Can You Use Diced Tomatoes or Crushed Tomatoes?

Deciding between diced tomatoes or crushed tomatoes requires considering the desired texture of the pizza sauce. Diced tomatoes, while convenient, often retain a more distinct and chunky presence in the sauce, which might be suitable for rustic-style pizzas.

Crushed tomatoes, which are sometimes available as canned crushed tomatoes, provide a smoother consistency that blends seamlessly with herbs and spices in the sauce.

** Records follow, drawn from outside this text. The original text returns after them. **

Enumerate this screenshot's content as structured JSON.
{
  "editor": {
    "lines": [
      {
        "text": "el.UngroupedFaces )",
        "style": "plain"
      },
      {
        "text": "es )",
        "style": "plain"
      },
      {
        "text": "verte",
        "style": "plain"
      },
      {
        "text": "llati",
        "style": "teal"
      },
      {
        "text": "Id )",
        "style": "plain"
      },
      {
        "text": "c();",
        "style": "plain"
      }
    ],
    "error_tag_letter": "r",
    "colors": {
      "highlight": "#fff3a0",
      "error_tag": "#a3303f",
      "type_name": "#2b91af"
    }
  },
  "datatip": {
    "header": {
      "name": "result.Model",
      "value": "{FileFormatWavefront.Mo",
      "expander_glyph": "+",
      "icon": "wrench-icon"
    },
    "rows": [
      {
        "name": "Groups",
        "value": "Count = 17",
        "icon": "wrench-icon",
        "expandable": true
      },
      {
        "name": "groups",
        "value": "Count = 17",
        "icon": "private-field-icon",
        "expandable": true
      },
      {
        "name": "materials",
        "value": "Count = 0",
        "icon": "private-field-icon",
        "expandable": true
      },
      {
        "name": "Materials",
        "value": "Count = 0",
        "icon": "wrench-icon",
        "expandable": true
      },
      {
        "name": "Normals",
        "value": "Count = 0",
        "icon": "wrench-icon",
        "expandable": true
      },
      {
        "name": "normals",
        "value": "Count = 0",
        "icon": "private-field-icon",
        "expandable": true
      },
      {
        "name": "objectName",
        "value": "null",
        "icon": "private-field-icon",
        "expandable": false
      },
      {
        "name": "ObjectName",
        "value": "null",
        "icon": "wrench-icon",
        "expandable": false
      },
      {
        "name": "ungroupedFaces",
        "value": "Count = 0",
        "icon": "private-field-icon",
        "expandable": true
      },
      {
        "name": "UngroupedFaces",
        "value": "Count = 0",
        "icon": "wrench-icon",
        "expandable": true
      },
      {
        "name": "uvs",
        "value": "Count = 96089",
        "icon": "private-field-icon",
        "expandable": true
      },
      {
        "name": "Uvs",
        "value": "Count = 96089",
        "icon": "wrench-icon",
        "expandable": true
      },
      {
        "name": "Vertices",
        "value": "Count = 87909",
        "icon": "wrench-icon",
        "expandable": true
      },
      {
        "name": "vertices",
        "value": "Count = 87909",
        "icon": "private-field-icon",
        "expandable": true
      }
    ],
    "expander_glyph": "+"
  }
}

The smooth texture of crushed tomatoes is typically preferred for a traditional pizza base sauce, allowing a uniform spread over the dough.

Tomato passata, which is essentially uncooked tomato puree that has been strained of skins and seeds, is another option. It creates a silky base for the sauce that can be enhanced with olive oil, garlic, and herbs.

Whether opting for fresh tomatoes, canned whole tomatoes, or tomato products like passata, the goal is to achieve the right balance of flavor and texture suited to the style of pizza being created.

How to Control the Amount of Pizza Sauce Used

One approach is to use a standardized measuring tool such as a portioning cup. This ensures a consistent amount across all pizzas, enhancing not just the taste but also ensuring uniform cook times.

For homemade pizzas, beginning with approximately 1/4 cup of sauce for a 12-inch pizza is recommended. This serves as a base layer and prevents the crust from becoming soggy. Here’s a simple guide to follow:

  • 10-inch Pizza: 3 tablespoons of sauce
  • 12-inch Pizza: 1/4 cup of sauce
  • 14-inch Pizza: 1/3 cup of sauce
  • 16-inch Pizza: 1/2 cup of sauce

Remember to avoid overloading the pizza with sauce to ensure the crust cooks evenly and toppings are able to shine through without being overpowered.

Storage Tips for Homemade Pizza Sauce

Refrigeration and Freezing Techniques

Refrigeration: Homemade pizza sauce can last in the refrigerator for up to 5-7 days when stored properly. To refrigerate, pour the sauce into an airtight container or a glass jar with a tight-fitting lid. For enhanced preservation, add a thin layer of extra virgin olive oil on top of the sauce before sealing. This creates a barrier that can help protect the sauce from air exposure.

Freezing: For longer storage, homemade pizza sauce freezes well and can be kept in the freezer for up to six months. To freeze pizza sauce, portion it into usable quantities in freezer bags or freezer-safe containers. Squeeze out any excess air before sealing to prevent freezer burn. Thaw the sauce overnight in the refrigerator before use.

Long-Term Storage Solutions

Shelf Stability: While homemade pizza sauce is not shelf-stable like commercially canned sauces, certain preparations can extend its shelf life. When making sauce, using fresh, high-quality tomatoes and sterilizing storage containers can aid in longevity. However, without proper canning techniques, it is best to refrain from pantry storage to avoid the risk of spoilage or foodborne illness.

Canning: For those experienced in canning, homemade pizza sauce can be made shelf-stable through proper canning methods. This involves heating the sauce to a specific temperature and sealing it in sterilized jars, allowing it to be kept in the pantry for up to a year. Always follow up-to-date safety guidelines when canning to ensure the sauce remains safe to consume.

Versatile Uses of Pizza Sauce beyond Pizza Crust

  1. Pasta sauce: Use pizza sauce as a quick and easy pasta sauce. It works well with spaghetti, penne, or other pasta shapes.
  2. Dipping sauce: Serve pizza sauce as a dip for breadsticks, mozzarella sticks, garlic bread, or fried appetizers.
  3. Sandwich spread: Use it as a flavorful spread on sandwiches or wraps instead of mayonnaise or mustard.
  4.  Meatball or chicken parm topping: Spoon pizza sauce over meatballs or chicken parmesan for added flavor.
  5. Soup base: Use pizza sauce as a base for minestrone or vegetable soups to add a tomato flavor.
  6. Casserole ingredient: Mix pizza sauce into casseroles like lasagna or baked ziti for extra flavor.